It’s an annual tradition come early January — people everywhere pulling back from their resolutions, finding some wiggle room in the certainty of change that seemed so absolute only a week or two ago. You can be sure that one area of regression involves social media.
New research, in fact, supports that idea — specifically, the high value that consumers attach to Facebook, and the high cost it would take to make them leave the social media platform.
As the new year begins, 2019 promises to bring more than a few challenges to Facebook, given that it’s yet to dig itself out from controversies involving privacy, data security and data sharing. People are becoming more aware of spending too much time on social media — either arguing with strangers over politics, obsessively checking out memes or following other rabbit holes that take them away from their real-life relationships — and are learning more about how they are tracked, analyzed and sold to via all that data they give up for free Facebook access.
But that doesn’t mean consumers plan to leave Facebook anytime soon.
A new academic study entitled “How Much is Social Media Worth—Estimating the Value of Facebook by Paying Users to Stop Using That” found that it would cost at least $1,000 per year to persuade the average user to deactivate his or her Facebook account, and not return for 12 months. The study, from university researchers in the U.S., is based on the actions of 1,258 consumers who took part in auctions to determine the price it would take to get them to leave Facebook for a year. Participants were actually paid according to their bids (not all bids were for a full year; some covered shorter periods of time, such as one hour or one day), and then monitored as they deactivated their accounts, with researchers later checking that participants held to the agreement.
To give up Facebook for day, the average user, as measured by the study, would charge $4.17. Going without Facebook for a week would cost $37. While the average user would need about $1,000 to keep away from the social medial for a full year, auction results from the study found that some participants would need more than $2,000. (Some participants asked for $50,000, but researchers generally dismissed those bids as “protest bids.”)
According to the paper, its findings, “if applied to Facebook’s 214 million U.S. users, suggests an annual value of over $240 billion to users” for the social media platform. The study also reinforces the sense — backed by data — that despite Facebook’s apparent privacy and security concerns, and consumer concern about too much time being spent on social media, relatively few consumers will stop using it.
“Concerns about data privacy, such as Cambridge Analytica’s alleged problematic handling of users’ private information ... only underscore the value Facebook’s users must derive from the service,” the paper said. “Despite the parade of negative publicity surrounding the Cambridge Analytica revelations in mid-March 2018, Facebook added 70 million users between the end of 2017 and March 31, 2018 This implies the value users derive from the social network more than offsets the privacy concerns.”

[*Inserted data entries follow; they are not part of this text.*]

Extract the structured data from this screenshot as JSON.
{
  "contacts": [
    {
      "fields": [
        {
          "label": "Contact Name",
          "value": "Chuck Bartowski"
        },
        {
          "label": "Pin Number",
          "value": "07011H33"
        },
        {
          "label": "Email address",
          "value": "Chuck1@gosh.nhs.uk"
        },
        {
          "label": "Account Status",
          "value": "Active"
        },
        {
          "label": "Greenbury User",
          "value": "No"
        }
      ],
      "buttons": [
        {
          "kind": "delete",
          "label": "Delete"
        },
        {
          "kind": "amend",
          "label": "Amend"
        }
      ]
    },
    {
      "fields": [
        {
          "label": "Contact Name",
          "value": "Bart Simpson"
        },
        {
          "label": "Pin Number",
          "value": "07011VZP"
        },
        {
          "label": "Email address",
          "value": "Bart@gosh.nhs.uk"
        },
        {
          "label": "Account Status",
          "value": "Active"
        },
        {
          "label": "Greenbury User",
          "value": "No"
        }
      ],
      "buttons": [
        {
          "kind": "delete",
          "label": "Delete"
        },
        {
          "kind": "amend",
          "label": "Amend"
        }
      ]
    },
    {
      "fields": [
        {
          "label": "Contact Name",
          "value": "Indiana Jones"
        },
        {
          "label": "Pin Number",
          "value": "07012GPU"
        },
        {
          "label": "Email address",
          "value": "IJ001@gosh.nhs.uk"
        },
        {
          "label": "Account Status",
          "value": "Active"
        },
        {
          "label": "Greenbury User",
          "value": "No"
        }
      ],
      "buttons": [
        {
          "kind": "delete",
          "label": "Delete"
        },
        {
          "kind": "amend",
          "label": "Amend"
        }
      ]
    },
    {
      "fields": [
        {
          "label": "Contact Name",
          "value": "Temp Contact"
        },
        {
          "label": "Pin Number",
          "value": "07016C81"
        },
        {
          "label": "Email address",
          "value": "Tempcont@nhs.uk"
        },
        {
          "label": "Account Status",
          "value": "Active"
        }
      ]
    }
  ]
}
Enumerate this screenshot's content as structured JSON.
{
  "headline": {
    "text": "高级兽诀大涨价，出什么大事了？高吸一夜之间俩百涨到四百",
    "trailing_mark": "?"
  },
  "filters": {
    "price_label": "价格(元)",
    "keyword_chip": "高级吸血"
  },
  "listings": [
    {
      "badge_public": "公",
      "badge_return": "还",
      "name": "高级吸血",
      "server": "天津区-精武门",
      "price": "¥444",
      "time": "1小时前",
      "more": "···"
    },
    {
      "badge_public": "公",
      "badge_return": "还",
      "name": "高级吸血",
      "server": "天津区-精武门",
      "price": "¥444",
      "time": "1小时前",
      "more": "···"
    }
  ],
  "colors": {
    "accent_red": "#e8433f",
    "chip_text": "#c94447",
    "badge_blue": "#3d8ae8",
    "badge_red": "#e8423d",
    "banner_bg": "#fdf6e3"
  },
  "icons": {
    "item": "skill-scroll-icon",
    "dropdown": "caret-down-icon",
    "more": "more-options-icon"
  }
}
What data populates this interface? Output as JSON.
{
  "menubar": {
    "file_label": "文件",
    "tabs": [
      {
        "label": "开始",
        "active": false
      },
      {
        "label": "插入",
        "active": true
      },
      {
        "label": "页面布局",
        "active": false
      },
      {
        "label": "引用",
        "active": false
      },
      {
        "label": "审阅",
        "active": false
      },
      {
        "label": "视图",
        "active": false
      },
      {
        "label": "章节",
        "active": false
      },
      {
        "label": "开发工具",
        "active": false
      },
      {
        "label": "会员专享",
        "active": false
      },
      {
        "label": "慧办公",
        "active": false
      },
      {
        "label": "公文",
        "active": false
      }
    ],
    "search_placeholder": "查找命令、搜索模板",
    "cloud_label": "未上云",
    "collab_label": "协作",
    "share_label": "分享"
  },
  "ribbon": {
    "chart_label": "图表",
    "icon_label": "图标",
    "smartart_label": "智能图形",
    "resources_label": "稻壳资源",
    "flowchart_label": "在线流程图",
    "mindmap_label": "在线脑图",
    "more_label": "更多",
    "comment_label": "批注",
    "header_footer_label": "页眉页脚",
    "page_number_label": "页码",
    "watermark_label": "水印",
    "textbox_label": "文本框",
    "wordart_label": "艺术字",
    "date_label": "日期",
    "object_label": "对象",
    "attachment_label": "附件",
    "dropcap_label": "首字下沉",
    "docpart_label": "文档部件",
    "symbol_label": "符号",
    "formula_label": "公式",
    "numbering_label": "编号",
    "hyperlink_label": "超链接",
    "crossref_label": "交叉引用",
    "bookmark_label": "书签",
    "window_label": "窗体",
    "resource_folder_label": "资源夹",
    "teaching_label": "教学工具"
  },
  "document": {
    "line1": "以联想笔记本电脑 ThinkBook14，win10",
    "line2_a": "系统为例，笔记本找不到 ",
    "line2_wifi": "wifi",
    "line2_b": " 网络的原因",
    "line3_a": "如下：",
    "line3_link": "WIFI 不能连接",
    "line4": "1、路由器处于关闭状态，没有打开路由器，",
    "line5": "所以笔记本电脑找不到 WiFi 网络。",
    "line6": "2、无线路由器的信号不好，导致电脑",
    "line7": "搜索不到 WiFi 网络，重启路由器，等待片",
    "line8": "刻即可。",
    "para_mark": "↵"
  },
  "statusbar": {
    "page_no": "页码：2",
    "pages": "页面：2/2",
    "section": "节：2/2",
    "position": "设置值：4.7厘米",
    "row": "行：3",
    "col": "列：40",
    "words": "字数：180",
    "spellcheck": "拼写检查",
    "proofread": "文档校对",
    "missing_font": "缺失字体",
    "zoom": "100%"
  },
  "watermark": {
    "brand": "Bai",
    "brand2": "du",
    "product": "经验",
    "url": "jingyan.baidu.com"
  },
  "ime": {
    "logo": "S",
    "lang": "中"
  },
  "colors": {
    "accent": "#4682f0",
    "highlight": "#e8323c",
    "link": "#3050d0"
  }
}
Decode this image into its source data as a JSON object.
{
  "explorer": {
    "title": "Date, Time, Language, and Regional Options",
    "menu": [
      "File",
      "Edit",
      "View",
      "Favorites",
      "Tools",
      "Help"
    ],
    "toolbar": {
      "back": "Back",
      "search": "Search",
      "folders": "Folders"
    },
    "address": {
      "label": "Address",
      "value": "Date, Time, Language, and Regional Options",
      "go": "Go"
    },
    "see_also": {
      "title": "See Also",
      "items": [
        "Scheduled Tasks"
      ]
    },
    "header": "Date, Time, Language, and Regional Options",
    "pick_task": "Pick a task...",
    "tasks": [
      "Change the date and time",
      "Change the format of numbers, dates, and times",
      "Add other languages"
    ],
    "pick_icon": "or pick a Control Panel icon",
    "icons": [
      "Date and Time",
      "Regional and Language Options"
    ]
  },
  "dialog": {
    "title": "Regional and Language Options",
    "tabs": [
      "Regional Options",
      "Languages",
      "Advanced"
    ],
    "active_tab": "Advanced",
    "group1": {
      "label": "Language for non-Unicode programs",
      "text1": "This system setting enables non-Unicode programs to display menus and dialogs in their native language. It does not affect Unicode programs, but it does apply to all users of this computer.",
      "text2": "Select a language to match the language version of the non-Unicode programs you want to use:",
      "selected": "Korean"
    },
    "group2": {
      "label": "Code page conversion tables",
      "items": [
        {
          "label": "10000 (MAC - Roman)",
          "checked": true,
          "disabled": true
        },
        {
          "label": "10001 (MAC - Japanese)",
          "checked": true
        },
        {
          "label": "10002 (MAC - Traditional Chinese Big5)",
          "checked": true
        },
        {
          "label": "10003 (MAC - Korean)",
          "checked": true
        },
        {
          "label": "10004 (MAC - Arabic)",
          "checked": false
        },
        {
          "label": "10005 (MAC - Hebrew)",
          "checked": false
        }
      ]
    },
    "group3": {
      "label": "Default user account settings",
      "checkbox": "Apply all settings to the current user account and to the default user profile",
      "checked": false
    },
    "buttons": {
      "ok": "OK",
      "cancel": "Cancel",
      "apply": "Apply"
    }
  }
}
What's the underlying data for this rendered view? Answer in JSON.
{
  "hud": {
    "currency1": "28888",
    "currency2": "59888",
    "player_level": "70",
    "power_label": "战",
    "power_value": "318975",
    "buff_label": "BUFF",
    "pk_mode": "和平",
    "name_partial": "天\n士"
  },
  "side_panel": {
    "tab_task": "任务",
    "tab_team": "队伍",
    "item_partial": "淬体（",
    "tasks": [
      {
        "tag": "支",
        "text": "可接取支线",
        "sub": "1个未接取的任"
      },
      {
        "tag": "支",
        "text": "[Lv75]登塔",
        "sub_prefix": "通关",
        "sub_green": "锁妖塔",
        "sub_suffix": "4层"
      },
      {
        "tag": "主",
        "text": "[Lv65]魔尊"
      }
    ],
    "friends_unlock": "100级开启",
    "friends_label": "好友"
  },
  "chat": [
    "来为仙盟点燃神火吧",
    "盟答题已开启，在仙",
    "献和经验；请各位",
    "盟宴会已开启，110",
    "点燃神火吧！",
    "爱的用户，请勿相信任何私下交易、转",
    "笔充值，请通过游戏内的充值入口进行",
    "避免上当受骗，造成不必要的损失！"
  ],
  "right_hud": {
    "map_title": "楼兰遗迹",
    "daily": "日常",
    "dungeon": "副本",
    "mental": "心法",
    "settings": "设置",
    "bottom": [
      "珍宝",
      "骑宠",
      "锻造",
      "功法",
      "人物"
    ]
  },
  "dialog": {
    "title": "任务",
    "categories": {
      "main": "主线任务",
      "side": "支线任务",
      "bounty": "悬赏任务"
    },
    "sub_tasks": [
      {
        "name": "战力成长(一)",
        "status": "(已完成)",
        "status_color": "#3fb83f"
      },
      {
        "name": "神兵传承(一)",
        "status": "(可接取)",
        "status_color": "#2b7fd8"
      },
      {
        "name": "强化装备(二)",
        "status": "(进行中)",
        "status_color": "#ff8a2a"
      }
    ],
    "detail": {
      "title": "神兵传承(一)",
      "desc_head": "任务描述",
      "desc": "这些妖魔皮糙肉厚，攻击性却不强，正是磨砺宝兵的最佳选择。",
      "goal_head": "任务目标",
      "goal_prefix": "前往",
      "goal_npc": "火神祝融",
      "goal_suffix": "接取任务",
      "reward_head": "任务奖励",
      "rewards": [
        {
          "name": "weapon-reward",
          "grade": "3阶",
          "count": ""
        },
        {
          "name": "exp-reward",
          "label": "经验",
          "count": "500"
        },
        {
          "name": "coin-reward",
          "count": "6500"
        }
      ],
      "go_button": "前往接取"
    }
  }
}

Earlier this year, in fact, other research found that while 18 percent of users report using the service less, only 1 percent reported deleting their accounts. That said, some Facebook users appear to be thinking twice before posting. When asked why they were sharing less content on Facebook, 47 percent of surveyed Facebook users said privacy concerns were holding them back.
But Facebook and its peers and rivals are not necessarily off the hook.
The Facebook Cambridge Analytica breach and the knowledge that the company was selling private information to companies might mean that Congress will consider a version of the European Union’s General Data Privacy Regulation (GDPR). Representative Will Hurd from Texas, the chairman of the Information Technology Subcommittee of the House Committee on Oversight and Government Reform, told a room of people at the Aspen Cyber Summit in San Francisco that a proposing a version of GDPR was definitely possible.
Whether that really happens will be one of the more interesting stories of 2019. But for now, if you know people who are back on social media after resolving to stay away from it or at least slow down, maybe give them a break. It can take more than mere willpower to step away from Facebook.